**The problem:** Go through the entries below, tally each line with the string "reduces", and give the final number by itself.

**Record set:**
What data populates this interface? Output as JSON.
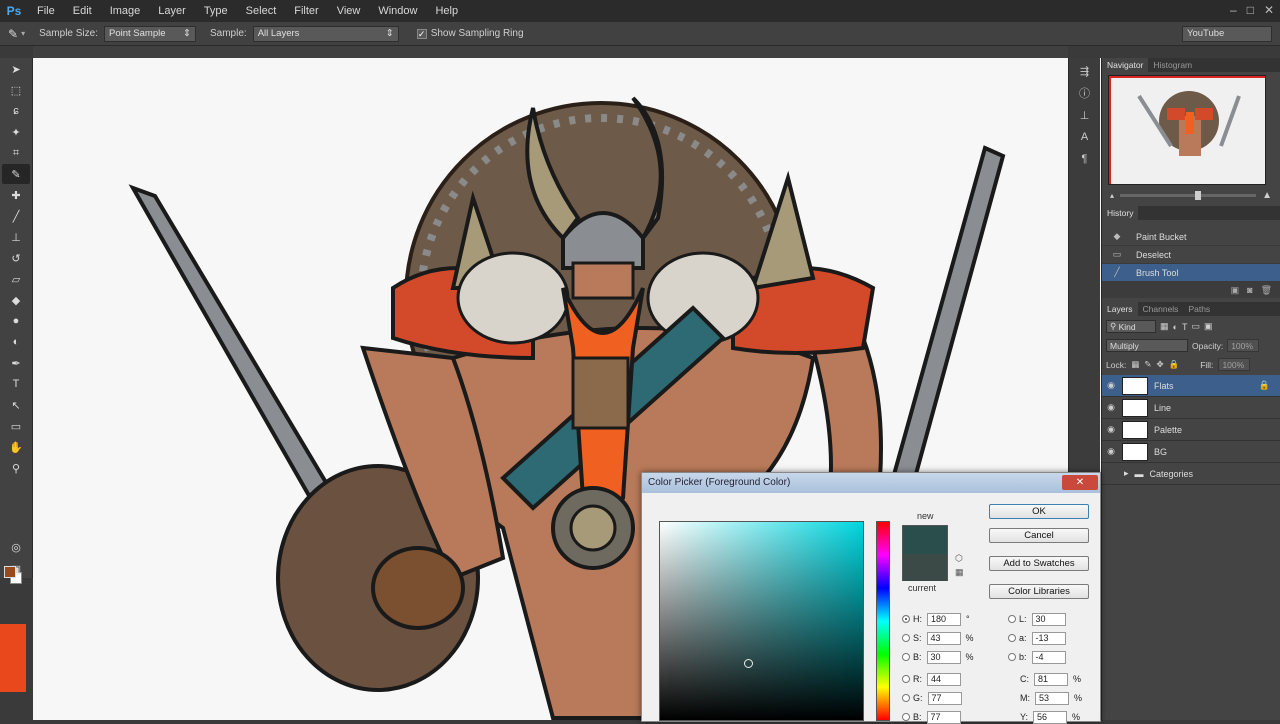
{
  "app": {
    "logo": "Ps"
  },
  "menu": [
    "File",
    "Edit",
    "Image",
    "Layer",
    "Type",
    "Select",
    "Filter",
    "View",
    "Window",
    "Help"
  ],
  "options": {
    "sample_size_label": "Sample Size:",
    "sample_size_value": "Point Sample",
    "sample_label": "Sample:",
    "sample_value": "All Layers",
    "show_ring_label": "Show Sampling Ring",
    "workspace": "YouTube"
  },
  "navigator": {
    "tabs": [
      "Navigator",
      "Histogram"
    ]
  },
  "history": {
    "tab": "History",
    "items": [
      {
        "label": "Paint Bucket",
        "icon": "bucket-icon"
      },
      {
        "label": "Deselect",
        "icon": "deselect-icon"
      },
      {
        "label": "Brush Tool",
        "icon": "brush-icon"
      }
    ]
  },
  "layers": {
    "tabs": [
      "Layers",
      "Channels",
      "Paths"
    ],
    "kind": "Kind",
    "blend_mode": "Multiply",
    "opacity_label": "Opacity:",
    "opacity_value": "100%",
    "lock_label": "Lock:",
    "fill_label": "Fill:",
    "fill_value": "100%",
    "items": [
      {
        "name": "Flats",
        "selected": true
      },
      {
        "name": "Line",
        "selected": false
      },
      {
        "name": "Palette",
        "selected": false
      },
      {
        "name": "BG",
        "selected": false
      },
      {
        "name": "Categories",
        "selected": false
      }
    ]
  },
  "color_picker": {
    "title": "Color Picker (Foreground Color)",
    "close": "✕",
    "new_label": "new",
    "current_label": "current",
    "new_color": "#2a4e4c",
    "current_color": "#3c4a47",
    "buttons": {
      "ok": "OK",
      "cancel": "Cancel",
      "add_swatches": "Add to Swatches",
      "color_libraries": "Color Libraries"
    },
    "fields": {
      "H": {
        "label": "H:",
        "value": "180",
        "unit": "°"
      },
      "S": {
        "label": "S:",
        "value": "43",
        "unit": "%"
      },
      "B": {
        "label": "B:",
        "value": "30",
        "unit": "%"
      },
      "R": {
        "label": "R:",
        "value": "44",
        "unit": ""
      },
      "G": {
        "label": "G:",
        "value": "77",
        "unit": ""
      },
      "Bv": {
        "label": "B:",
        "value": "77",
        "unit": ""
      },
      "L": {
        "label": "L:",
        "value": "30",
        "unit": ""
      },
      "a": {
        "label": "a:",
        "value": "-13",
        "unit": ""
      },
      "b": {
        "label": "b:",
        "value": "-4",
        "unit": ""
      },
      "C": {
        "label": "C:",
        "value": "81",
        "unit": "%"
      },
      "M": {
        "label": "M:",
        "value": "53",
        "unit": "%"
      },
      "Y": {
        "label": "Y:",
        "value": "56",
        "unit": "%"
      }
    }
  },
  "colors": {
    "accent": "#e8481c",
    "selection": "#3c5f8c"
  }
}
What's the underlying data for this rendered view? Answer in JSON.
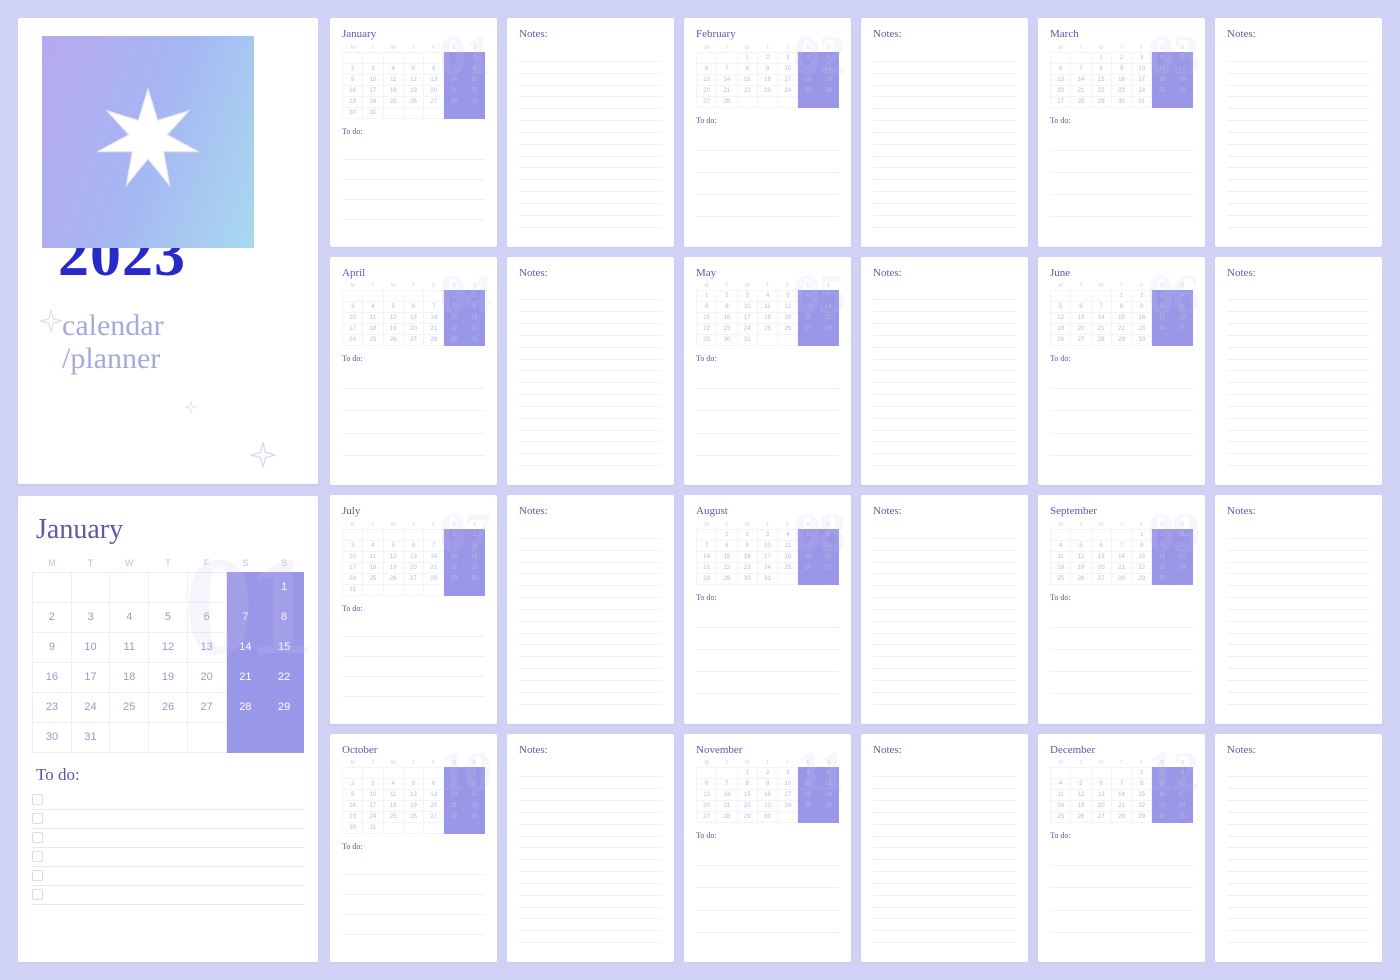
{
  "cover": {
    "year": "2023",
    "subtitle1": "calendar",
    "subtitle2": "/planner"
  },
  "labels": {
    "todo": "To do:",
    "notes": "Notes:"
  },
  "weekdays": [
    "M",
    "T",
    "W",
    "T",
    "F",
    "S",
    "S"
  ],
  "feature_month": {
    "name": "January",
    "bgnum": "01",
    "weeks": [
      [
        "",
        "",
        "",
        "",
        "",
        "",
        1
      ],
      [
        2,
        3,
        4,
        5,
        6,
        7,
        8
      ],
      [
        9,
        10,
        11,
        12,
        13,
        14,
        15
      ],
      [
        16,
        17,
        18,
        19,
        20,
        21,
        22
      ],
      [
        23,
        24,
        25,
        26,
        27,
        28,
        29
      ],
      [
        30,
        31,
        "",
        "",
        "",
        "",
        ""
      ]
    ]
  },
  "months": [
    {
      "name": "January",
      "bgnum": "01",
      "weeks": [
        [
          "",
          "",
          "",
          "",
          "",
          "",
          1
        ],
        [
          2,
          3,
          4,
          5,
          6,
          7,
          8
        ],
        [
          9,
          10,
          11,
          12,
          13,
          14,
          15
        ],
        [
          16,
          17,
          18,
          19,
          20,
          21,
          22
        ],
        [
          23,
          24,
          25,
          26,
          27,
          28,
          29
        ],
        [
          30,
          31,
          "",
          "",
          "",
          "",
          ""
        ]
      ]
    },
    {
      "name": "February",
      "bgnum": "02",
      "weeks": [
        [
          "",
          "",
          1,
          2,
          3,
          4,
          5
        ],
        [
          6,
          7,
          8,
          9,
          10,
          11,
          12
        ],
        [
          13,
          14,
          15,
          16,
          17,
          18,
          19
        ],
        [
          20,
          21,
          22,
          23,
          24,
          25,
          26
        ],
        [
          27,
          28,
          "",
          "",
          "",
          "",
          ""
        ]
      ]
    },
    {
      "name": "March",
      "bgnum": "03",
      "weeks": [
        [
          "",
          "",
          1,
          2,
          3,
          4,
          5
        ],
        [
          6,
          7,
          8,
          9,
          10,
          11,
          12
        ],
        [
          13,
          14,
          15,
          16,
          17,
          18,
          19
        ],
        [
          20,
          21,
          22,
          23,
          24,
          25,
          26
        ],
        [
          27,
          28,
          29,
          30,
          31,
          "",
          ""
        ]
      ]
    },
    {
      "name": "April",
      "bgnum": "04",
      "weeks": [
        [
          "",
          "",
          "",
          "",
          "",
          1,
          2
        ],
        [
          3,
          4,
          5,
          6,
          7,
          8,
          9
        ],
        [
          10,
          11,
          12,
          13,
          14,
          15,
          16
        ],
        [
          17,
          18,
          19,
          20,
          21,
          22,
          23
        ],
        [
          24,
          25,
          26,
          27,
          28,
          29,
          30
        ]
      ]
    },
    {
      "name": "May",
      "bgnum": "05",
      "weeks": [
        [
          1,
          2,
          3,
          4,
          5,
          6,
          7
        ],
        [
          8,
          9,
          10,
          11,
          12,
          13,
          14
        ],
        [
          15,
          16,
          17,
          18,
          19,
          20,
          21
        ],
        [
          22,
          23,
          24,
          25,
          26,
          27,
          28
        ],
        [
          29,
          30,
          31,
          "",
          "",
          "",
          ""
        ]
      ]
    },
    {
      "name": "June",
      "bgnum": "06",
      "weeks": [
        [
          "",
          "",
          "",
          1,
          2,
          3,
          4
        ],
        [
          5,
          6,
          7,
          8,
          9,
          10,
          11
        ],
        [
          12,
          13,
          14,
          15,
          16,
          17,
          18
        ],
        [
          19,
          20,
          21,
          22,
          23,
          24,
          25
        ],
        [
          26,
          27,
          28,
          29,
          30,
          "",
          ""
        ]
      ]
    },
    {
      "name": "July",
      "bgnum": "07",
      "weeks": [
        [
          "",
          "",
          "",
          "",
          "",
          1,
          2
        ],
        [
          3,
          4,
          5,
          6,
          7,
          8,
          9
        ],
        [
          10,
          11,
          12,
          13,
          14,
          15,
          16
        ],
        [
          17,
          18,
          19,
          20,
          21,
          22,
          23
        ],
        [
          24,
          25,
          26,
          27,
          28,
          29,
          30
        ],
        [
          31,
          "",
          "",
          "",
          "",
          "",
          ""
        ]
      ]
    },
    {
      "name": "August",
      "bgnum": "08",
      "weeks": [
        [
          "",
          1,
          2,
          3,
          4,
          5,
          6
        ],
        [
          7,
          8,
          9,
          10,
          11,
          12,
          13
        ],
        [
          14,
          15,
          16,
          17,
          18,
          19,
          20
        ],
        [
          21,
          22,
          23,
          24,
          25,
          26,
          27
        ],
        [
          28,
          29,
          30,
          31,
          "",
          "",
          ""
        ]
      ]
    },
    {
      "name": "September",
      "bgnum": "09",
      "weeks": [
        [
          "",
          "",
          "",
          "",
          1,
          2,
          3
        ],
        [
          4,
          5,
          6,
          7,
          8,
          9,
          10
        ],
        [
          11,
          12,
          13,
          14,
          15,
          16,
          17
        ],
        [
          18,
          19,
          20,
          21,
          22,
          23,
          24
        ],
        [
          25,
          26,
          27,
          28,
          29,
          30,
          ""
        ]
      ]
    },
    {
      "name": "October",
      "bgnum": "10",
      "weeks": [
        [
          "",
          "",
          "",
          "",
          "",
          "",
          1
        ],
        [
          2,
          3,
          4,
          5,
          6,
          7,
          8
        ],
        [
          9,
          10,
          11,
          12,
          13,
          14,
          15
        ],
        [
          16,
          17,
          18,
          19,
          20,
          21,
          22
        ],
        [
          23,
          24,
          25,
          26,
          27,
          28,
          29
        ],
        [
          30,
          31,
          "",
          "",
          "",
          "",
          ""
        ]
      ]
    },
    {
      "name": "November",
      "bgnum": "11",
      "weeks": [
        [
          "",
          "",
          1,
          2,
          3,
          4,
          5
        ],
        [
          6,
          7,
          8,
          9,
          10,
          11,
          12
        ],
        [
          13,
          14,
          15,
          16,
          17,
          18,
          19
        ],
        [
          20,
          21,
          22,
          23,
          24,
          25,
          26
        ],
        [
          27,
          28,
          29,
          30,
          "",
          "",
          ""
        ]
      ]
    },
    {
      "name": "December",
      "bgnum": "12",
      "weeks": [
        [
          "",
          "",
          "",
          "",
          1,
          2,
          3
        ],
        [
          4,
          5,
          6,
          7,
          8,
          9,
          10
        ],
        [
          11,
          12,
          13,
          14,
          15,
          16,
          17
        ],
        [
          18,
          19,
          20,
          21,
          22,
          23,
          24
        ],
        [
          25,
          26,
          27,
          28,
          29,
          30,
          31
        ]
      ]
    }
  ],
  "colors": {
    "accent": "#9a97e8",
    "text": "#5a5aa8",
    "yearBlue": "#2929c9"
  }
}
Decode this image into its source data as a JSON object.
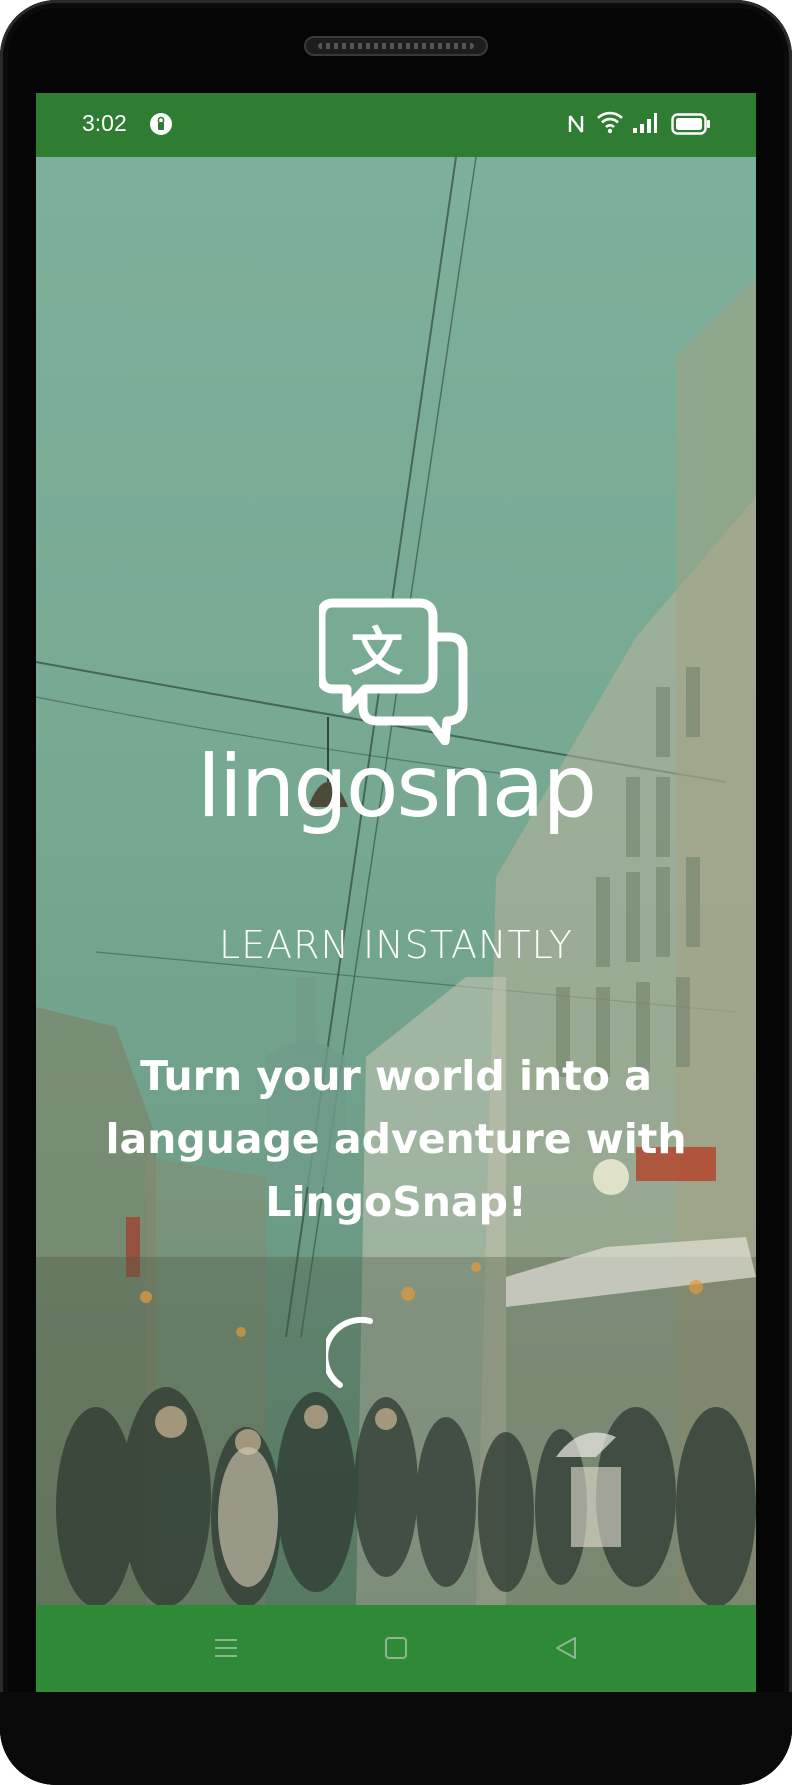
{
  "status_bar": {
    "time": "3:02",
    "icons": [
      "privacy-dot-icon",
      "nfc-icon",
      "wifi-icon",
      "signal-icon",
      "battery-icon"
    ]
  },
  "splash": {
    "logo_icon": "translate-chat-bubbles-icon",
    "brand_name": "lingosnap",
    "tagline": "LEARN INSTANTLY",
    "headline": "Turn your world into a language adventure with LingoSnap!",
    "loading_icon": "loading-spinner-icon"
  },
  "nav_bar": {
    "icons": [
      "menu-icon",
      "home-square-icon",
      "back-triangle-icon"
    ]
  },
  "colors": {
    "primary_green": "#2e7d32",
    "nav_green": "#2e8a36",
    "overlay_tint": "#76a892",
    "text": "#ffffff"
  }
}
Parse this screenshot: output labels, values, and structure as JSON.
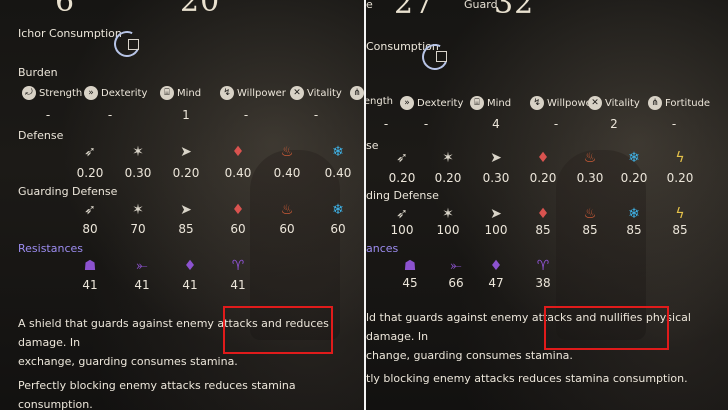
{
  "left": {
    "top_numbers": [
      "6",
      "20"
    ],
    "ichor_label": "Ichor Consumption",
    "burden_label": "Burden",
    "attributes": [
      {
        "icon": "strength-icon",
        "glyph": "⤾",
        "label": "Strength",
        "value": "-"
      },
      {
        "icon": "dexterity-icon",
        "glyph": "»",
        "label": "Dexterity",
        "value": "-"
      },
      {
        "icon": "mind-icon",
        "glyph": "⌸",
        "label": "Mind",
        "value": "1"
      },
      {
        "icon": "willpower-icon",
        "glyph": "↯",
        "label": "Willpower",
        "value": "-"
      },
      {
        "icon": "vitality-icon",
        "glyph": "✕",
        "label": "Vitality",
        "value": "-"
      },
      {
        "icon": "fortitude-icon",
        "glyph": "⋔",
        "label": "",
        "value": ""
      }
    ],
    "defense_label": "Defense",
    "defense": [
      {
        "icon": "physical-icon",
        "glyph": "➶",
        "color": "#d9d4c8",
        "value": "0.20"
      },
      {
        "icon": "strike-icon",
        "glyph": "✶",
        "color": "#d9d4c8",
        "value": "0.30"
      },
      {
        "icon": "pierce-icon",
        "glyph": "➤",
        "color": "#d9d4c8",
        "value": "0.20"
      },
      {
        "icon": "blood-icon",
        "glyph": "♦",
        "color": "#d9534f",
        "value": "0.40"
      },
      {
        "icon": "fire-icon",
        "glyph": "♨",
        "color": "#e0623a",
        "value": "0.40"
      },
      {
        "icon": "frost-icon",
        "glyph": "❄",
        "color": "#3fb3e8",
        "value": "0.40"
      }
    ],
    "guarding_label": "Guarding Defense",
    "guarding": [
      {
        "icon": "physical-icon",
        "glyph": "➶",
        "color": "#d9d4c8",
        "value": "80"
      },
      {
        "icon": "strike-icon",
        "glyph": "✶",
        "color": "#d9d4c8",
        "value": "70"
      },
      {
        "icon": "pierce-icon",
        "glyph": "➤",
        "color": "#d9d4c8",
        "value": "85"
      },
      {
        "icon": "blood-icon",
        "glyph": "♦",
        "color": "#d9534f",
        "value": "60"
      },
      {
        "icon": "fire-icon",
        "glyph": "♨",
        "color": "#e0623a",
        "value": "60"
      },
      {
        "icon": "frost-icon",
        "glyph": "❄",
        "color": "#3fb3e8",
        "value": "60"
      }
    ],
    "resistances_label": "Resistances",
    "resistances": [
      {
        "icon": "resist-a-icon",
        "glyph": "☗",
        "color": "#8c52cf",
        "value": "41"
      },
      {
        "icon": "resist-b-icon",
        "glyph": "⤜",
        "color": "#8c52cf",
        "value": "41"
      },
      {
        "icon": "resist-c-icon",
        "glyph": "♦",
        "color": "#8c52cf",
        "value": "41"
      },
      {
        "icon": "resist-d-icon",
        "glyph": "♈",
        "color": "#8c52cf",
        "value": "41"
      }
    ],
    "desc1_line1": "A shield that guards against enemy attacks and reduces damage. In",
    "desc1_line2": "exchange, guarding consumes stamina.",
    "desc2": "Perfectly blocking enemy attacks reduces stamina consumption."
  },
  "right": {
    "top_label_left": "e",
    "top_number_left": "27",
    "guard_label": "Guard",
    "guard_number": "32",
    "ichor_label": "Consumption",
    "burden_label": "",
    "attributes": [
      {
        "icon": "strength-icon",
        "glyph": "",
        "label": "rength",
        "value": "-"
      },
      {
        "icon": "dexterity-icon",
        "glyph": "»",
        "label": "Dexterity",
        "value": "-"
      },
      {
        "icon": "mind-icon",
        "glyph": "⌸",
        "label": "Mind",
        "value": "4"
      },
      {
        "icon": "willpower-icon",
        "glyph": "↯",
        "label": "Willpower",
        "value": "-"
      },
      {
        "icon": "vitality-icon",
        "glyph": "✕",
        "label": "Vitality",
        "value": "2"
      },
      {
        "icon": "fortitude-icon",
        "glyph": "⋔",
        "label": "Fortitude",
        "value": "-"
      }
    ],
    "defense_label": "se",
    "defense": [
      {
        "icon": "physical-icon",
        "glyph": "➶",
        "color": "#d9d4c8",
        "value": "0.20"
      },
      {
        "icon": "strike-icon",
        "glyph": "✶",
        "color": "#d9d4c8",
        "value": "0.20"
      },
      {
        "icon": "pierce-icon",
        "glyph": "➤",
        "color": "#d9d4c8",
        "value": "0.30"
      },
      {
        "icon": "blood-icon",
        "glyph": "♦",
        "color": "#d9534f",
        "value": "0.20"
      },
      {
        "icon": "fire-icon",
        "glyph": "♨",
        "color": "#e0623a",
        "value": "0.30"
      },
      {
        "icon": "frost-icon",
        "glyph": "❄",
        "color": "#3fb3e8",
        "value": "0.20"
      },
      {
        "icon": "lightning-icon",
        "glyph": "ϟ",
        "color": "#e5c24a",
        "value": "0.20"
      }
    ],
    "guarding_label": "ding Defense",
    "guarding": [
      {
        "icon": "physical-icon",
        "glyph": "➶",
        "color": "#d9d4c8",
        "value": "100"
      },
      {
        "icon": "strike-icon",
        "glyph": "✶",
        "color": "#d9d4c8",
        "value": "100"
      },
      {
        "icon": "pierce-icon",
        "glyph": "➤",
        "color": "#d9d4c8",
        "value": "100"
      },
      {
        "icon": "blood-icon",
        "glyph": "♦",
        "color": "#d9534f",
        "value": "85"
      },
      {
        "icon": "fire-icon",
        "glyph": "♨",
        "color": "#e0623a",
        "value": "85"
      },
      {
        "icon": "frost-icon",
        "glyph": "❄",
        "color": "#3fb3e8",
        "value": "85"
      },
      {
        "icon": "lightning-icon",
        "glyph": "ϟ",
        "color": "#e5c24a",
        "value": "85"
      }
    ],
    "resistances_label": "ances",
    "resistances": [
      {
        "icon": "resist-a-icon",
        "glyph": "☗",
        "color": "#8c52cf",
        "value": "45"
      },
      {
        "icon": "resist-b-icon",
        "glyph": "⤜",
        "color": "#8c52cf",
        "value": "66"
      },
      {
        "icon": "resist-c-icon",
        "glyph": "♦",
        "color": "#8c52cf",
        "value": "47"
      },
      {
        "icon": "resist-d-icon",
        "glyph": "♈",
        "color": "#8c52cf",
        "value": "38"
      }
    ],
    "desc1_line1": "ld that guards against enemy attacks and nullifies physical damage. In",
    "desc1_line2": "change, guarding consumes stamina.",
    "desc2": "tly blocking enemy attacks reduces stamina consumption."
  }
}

**Answer to the exercise:** 3